This column is in response to a column by Josef Liles and Zahira Navarrette, (Daily Nexus, “The Name of the Game Isn’t Exploitation,” March 6, 2003). I am a white male student, and their column deeply offended me and many people I know. Their hypocritical rhetoric did nothing to inform students of a potential problem. Instead they simply missed the point and, in doing so, made themselves look idiotic and just as racist as their supposed antagonists.

To begin, they say they noticed sombreros on the backs of “several vanilla people.” Honestly, I cannot believe they would start an anti-racism and anti-stereotype column in such a fashion. If I wrote a column that started with a sighting of several brown or chocolate people, it would start nothing short of a riot in response.

Next, instead of making coherent and intelligent points about their perceived problem, they resort to petty and insignificant arguments. They claim that, “We have never understood the rationale for having an Argentine cowboy as the school mascot. We think it is time for a mascot that is more reflective of the predominant student population.” Well, then obviously they missed the point of every mascot in America. Does the Bruin correctly represent the predominant student population of UCLA? Didn’t think so. What about the Trojans of USC? Nope. The purpose of mascots is to give the students a focal point for expressing their school pride.

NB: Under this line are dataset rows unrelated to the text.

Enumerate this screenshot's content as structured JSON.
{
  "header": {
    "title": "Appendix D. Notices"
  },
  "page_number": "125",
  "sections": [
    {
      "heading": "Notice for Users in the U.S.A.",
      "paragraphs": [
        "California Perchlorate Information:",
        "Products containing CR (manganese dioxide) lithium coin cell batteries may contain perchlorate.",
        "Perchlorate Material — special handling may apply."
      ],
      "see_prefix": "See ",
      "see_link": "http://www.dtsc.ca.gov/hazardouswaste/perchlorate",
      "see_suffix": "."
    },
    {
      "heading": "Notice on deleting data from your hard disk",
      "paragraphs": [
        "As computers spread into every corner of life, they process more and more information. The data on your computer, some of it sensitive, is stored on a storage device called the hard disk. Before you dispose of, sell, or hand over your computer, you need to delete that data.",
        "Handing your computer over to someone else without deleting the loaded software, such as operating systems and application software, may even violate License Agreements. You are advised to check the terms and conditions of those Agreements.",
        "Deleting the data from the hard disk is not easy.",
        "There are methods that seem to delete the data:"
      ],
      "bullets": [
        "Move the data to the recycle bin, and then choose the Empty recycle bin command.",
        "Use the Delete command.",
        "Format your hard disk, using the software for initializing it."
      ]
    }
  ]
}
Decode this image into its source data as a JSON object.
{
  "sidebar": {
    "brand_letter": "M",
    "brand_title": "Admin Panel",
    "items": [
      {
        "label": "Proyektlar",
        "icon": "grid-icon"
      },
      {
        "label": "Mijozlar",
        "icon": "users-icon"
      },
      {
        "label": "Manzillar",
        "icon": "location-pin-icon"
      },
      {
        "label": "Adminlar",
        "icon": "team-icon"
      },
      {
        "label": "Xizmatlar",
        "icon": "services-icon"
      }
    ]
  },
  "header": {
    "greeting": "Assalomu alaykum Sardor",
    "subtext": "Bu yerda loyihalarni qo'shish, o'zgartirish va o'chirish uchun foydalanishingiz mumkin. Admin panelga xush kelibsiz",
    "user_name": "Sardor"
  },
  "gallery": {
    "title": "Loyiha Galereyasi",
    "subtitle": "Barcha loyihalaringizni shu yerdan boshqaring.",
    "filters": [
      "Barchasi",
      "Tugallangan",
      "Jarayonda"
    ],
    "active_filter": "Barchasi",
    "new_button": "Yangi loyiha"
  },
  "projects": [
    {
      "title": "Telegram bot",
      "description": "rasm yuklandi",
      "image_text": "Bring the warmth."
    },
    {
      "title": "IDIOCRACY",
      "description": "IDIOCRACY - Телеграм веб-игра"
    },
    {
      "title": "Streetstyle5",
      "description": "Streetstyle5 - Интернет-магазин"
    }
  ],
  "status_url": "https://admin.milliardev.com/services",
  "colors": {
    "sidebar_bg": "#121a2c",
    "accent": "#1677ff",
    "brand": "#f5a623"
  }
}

The word Gaucho is an accepted and historic term for Argentine cowboys. It is not a slang term and is in fact used in Argentina. The authors create a heavily racist and stereotypical image of white people called the “Gavacho,” which is apparently slang used by Mexicans for white people. This is a transparent and petty tactic. I am absolutely sure that if I were to write a similar column but used an actual slang term for Mexicans or Chicanos and then stereotyped them in the same way, the authors of this piece would be tremendously offended. The authors moronically illustrate the “DP Dude” as a white male with puke on his shirt but seem to ignore the fact that there are not only white people partying on DP.

The authors claim that their depiction is meant to illustrate how they feel about the Gaucho mascot. Besides the fact that Chevy’s is a Mexican restaurant in the first place, and besides the fact that the sombrero does little to demean a culture but instead puts pride in it, the authors have committed no less a crime then those that wear the hats to the game. In fact, I would argue that using a slang term to describe whites is much worse then using a historic word from Argentina as a mascot. The authors also forget that there already are white mascots, such as the Cowboys and the Yankees, but few whites are offended.

I challenge the authors to get off their high pedestal of hypocrisy. Maybe UCSB does need a new mascot. Maybe it is offensive to certain people. The authors have a right to feel that way. However, their method of voicing their opinion is cheap and dirty. Until the authors are ready to make intelligent arguments before someone who can do something about the situation, like the athletic director, the chancellor or the UC Board of Regents, I suggest they use the easy way out on some other issue, far from UCSB.

Jake Norton is a sophomore business economics major.